Input material:

----------------------------------------

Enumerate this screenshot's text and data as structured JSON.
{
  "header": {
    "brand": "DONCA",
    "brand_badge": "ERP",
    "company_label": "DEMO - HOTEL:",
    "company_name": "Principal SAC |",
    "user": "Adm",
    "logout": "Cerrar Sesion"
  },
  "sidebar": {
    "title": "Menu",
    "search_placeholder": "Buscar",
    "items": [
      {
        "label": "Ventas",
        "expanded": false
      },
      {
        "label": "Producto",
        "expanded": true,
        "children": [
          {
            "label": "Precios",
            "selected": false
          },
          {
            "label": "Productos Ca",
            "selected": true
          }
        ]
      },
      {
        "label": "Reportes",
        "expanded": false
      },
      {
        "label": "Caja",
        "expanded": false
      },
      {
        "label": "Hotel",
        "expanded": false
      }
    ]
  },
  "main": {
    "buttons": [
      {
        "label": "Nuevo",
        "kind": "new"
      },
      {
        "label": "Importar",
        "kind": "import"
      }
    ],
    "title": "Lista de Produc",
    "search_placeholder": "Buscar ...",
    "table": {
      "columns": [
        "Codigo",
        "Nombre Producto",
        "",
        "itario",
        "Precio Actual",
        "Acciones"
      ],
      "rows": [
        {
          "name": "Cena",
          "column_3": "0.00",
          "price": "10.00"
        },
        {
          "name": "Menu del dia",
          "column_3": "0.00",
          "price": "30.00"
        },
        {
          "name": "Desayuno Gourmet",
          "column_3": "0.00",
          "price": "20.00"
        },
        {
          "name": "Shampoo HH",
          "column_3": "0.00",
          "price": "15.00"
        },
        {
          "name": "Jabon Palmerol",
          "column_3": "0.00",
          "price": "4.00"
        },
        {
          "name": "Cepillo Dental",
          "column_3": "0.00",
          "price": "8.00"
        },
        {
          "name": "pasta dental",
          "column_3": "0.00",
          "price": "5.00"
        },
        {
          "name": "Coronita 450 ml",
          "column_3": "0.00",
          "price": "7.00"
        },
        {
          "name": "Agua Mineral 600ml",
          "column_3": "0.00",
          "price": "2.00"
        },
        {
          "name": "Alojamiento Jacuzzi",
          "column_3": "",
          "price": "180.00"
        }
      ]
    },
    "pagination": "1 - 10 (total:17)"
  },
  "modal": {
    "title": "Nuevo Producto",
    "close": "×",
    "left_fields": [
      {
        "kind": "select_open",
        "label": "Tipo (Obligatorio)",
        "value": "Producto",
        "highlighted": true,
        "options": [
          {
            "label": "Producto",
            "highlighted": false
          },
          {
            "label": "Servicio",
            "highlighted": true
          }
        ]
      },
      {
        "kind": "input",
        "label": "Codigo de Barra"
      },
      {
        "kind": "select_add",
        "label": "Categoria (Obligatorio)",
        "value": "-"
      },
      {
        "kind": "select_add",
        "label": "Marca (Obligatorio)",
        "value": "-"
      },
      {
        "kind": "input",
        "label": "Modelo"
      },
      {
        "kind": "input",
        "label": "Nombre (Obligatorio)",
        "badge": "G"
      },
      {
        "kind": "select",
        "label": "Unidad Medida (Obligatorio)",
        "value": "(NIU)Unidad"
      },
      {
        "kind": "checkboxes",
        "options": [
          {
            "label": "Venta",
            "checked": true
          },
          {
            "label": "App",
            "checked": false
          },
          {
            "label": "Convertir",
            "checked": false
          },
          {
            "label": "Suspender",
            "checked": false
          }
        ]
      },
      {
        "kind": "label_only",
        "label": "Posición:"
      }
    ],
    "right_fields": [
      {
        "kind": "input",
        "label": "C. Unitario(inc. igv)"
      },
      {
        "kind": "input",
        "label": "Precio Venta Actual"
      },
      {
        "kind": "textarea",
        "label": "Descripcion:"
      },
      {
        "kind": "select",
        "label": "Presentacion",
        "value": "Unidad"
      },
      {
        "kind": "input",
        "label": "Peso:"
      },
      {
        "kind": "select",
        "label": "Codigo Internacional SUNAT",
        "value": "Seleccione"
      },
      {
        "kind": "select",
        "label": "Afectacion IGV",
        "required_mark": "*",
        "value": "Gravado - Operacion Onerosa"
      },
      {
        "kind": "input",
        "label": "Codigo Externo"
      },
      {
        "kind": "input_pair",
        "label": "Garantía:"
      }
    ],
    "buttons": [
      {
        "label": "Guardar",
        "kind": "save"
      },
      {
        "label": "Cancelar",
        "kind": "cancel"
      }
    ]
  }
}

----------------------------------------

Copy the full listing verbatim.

Finished exercise:
Enumerate this screenshot's text and data as structured JSON.
{
  "header": {
    "brand": "DONCA",
    "brand_badge": "ERP",
    "company_label": "DEMO - HOTEL:",
    "company_name": "Principal SAC |",
    "user": "Adm",
    "logout": "Cerrar Sesion"
  },
  "sidebar": {
    "title": "Menu",
    "search_placeholder": "Buscar",
    "items": [
      {
        "label": "Ventas",
        "expanded": false
      },
      {
        "label": "Producto",
        "expanded": true,
        "children": [
          {
            "label": "Precios",
            "selected": false
          },
          {
            "label": "Productos Ca",
            "selected": true
          }
        ]
      },
      {
        "label": "Reportes",
        "expanded": false
      },
      {
        "label": "Caja",
        "expanded": false
      },
      {
        "label": "Hotel",
        "expanded": false
      }
    ]
  },
  "main": {
    "buttons": [
      {
        "label": "Nuevo",
        "kind": "new"
      },
      {
        "label": "Importar",
        "kind": "import"
      }
    ],
    "title": "Lista de Produc",
    "search_placeholder": "Buscar ...",
    "table": {
      "columns": [
        "Codigo",
        "Nombre Producto",
        "",
        "itario",
        "Precio Actual",
        "Acciones"
      ],
      "rows": [
        {
          "name": "Cena",
          "column_3": "0.00",
          "price": "10.00"
        },
        {
          "name": "Menu del dia",
          "column_3": "0.00",
          "price": "30.00"
        },
        {
          "name": "Desayuno Gourmet",
          "column_3": "0.00",
          "price": "20.00"
        },
        {
          "name": "Shampoo HH",
          "column_3": "0.00",
          "price": "15.00"
        },
        {
          "name": "Jabon Palmerol",
          "column_3": "0.00",
          "price": "4.00"
        },
        {
          "name": "Cepillo Dental",
          "column_3": "0.00",
          "price": "8.00"
        },
        {
          "name": "pasta dental",
          "column_3": "0.00",
          "price": "5.00"
        },
        {
          "name": "Coronita 450 ml",
          "column_3": "0.00",
          "price": "7.00"
        },
        {
          "name": "Agua Mineral 600ml",
          "column_3": "0.00",
          "price": "2.00"
        },
        {
          "name": "Alojamiento Jacuzzi",
          "column_3": "",
          "price": "180.00"
        }
      ]
    },
    "pagination": "1 - 10 (total:17)"
  },
  "modal": {
    "title": "Nuevo Producto",
    "close": "×",
    "left_fields": [
      {
        "kind": "select_open",
        "label": "Tipo (Obligatorio)",
        "value": "Producto",
        "highlighted": true,
        "options": [
          {
            "label": "Producto",
            "highlighted": false
          },
          {
            "label": "Servicio",
            "highlighted": true
          }
        ]
      },
      {
        "kind": "input",
        "label": "Codigo de Barra"
      },
      {
        "kind": "select_add",
        "label": "Categoria (Obligatorio)",
        "value": "-"
      },
      {
        "kind": "select_add",
        "label": "Marca (Obligatorio)",
        "value": "-"
      },
      {
        "kind": "input",
        "label": "Modelo"
      },
      {
        "kind": "input",
        "label": "Nombre (Obligatorio)",
        "badge": "G"
      },
      {
        "kind": "select",
        "label": "Unidad Medida (Obligatorio)",
        "value": "(NIU)Unidad"
      },
      {
        "kind": "checkboxes",
        "options": [
          {
            "label": "Venta",
            "checked": true
          },
          {
            "label": "App",
            "checked": false
          },
          {
            "label": "Convertir",
            "checked": false
          },
          {
            "label": "Suspender",
            "checked": false
          }
        ]
      },
      {
        "kind": "label_only",
        "label": "Posición:"
      }
    ],
    "right_fields": [
      {
        "kind": "input",
        "label": "C. Unitario(inc. igv)"
      },
      {
        "kind": "input",
        "label": "Precio Venta Actual"
      },
      {
        "kind": "textarea",
        "label": "Descripcion:"
      },
      {
        "kind": "select",
        "label": "Presentacion",
        "value": "Unidad"
      },
      {
        "kind": "input",
        "label": "Peso:"
      },
      {
        "kind": "select",
        "label": "Codigo Internacional SUNAT",
        "value": "Seleccione"
      },
      {
        "kind": "select",
        "label": "Afectacion IGV",
        "required_mark": "*",
        "value": "Gravado - Operacion Onerosa"
      },
      {
        "kind": "input",
        "label": "Codigo Externo"
      },
      {
        "kind": "input_pair",
        "label": "Garantía:"
      }
    ],
    "buttons": [
      {
        "label": "Guardar",
        "kind": "save"
      },
      {
        "label": "Cancelar",
        "kind": "cancel"
      }
    ]
  }
}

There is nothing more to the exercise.